Yes, but only if the philosophy underlying our tax policy changes. We can’t just raise revenue and distribute the tax burden in a way our leaders deem fair. Preventing undue accumulations of wealth must become a cornerstone of American tax policy.

That would entail three fundamental changes.

First, lawmakers must abandon the policy of taxing investment income — which flows almost exclusively to the wealthiest Americans — far less heavily than income from labor, the income on which the rest of us depend.

Second, they should increase the top marginal income tax rate substantially for those with huge incomes. Ludicrously, current rates subject a billionaire with a nine-figure income to the same top marginal income tax rate as a doctor making $500,000. That’s a major factor in our worsening wealth inequality.
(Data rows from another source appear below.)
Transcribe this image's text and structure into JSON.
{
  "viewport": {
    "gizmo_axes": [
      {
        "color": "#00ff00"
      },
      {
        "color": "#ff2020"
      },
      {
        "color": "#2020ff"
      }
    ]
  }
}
Third, the gigantic loopholes in the estate tax system, which allow even billion-dollar estates to escape taxation when they’re passed on to the next generation, must be closed and the top estate tax rate increased.

Possible? Yes, but it will take a revolution.
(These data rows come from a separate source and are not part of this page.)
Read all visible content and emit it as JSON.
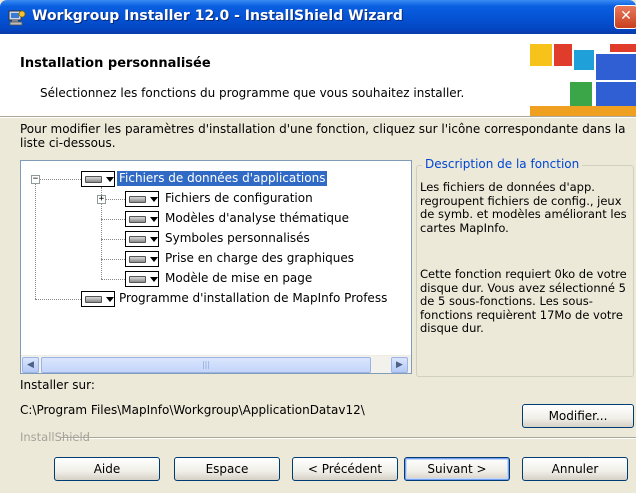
{
  "window": {
    "title": "Workgroup Installer 12.0 - InstallShield Wizard",
    "close_glyph": "✕",
    "app_icon": "installer-computer-icon"
  },
  "header": {
    "title": "Installation personnalisée",
    "subtitle": "Sélectionnez les fonctions du programme que vous souhaitez installer."
  },
  "intro": "Pour modifier les paramètres d'installation d'une fonction, cliquez sur l'icône correspondante dans la liste ci-dessous.",
  "tree": {
    "root": {
      "label": "Fichiers de données d'applications",
      "expanded": true,
      "selected": true
    },
    "children": [
      {
        "label": "Fichiers de configuration",
        "has_expander": true
      },
      {
        "label": "Modèles d'analyse thématique"
      },
      {
        "label": "Symboles personnalisés"
      },
      {
        "label": "Prise en charge des graphiques"
      },
      {
        "label": "Modèle de mise en page"
      }
    ],
    "second_root": {
      "label": "Programme d'installation de MapInfo Profess"
    }
  },
  "description": {
    "legend": "Description de la fonction",
    "text": "Les fichiers de données d'app. regroupent fichiers de config., jeux de symb. et modèles améliorant les cartes MapInfo.",
    "requirements": "Cette fonction requiert 0ko de votre disque dur. Vous avez sélectionné 5 de 5 sous-fonctions. Les sous-fonctions requièrent 17Mo de votre disque dur."
  },
  "install": {
    "label": "Installer sur:",
    "path": "C:\\Program Files\\MapInfo\\Workgroup\\ApplicationDatav12\\",
    "modify_button": "Modifier..."
  },
  "footer": {
    "brand": "InstallShield",
    "buttons": {
      "help": "Aide",
      "space": "Espace",
      "back": "< Précédent",
      "next": "Suivant >",
      "cancel": "Annuler"
    }
  },
  "colors": {
    "title_bar": "#0554d6",
    "selection": "#316ac5",
    "legend_text": "#0046d5",
    "dialog_bg": "#ece9d8",
    "logo": [
      "#2f5fd3",
      "#1fa0d8",
      "#3aa648",
      "#f0a020",
      "#e03c2c",
      "#f7c31a"
    ]
  }
}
This column is distributed by OtherWords.org.

More articles by:

Bob Lord is a veteran tax lawyer who practices and blogs in Phoenix, Arizona. He’s an associate fellow of the Institute for Policy Studies. 

Weekend Edition
January 18, 2019
Friday - Sunday
Melvin Goodman
Star Wars Revisited: One More Nightmare From Trump
John Davis
“Weather Terrorism:” a National Emergency
Jeffrey St. Clair
Roaming Charges: Sometimes an Establishment Hack is Just What You Need
Louisa Willcox
Sky Bears, Earth Bears: Finding and Losing True North
Robert Fisk
Bernie Sanders, Israel and the Middle East
Robert Fantina
Pompeo, the U.S. and Iran
David Rosen
The Biden Band-Aid: Will Democrats Contain the Insurgency?
Nick Pemberton
Human Trafficking Should Be Illegal
Steve Early - Suzanne Gordon
Did Donald Get The Memo? Trump’s VA Secretary Denounces ‘Veteran as Victim’ Stereotyping
Andrew Levine
The Tulsi Gabbard Factor
John W. Whitehead
The Danger Within: Border Patrol is Turning America into a Constitution-Free Zone
Dana E. Abizaid
Kafka’s Grave: a Pilgrimage in Prague
Rebecca Lee
Punishment Through Humiliation: Justice For Sexual Assault Survivors
Dahr Jamail
A Planet in Crisis: The Heat’s On Us
John Feffer
Trump Punts on Syria: The Forever War is Far From Over
Dave Lindorff
Shut Down the War Machine!
Glenn Sacks
LA Teachers’ Strike: Student Voices of the Los Angeles Education Revolt  
Mark Ashwill
The Metamorphosis of International Students Into Honorary US Nationalists: a View from Viet Nam
Ramzy Baroud
The Moral Travesty of Israel Seeking Arab, Iranian Money for its Alleged Nakba
Ron Jacobs
Allen Ginsberg Takes a Trip
Jake Johnston
Haiti by the Numbers
Binoy Kampmark
No-Confidence Survivor: Theresa May and Brexit
Victor Grossman
Red Flowers for Rosa and Karl
Cesar Chelala
President Donald Trump’s “Magical Realism”
Christopher Brauchli
An Education in Fraud
Paul Bentley
The Death Penalty for Canada’s Foreign Policy?
David Swanson
Top 10 Reasons Not to Love NATO
Louis Proyect
Breaking the Left’s Gay Taboo
Kani Xulam
A Saudi Teen and Freedom’s Shining Moment
Ralph Nader
Bar Barr or Regret this Dictatorial Attorney General
Jessicah Pierre
A Dream Deferred: MLK’s Dream of Economic Justice is Far From Reality
Edward J. Martin
Glossip v. Gross, the Eighth Amendment and the Torture Court of the United States
Chuck Collins
Shutdown Expands the Ranks of the “Underwater Nation”
Paul Edwards
War Whores
Alycee Lane
Trump’s Federal Government Shutdown and Unpaid Dishwashers
Martha Rosenberg
New Questions About Ritual Slaughter as Belgium Bans the Practice
Wim Laven
The Annual Whitewashing of Martin Luther King Jr.
Nicky Reid
Panarchy as Full Spectrum Intersectionality
Jill Richardson
Hollywood’s Fat Shaming is Getting Old
Nyla Ali Khan
A Woman’s Wide Sphere of Influence Within Folklore and Social Practices
Richard Klin
Dial Israel: Amos Oz, 1939-2018
Graham Peebles
A Global Battle of Values and Ideals
David Rovics
Of Triggers and Bullets
Elliot Sperber
Eddie Spaghetti’s Alphabet
January 17, 2019
Stan Cox
That Green Growth at the Heart of the Green New Deal? It’s Malignant
FacebookTwitterGoogle+RedditEmail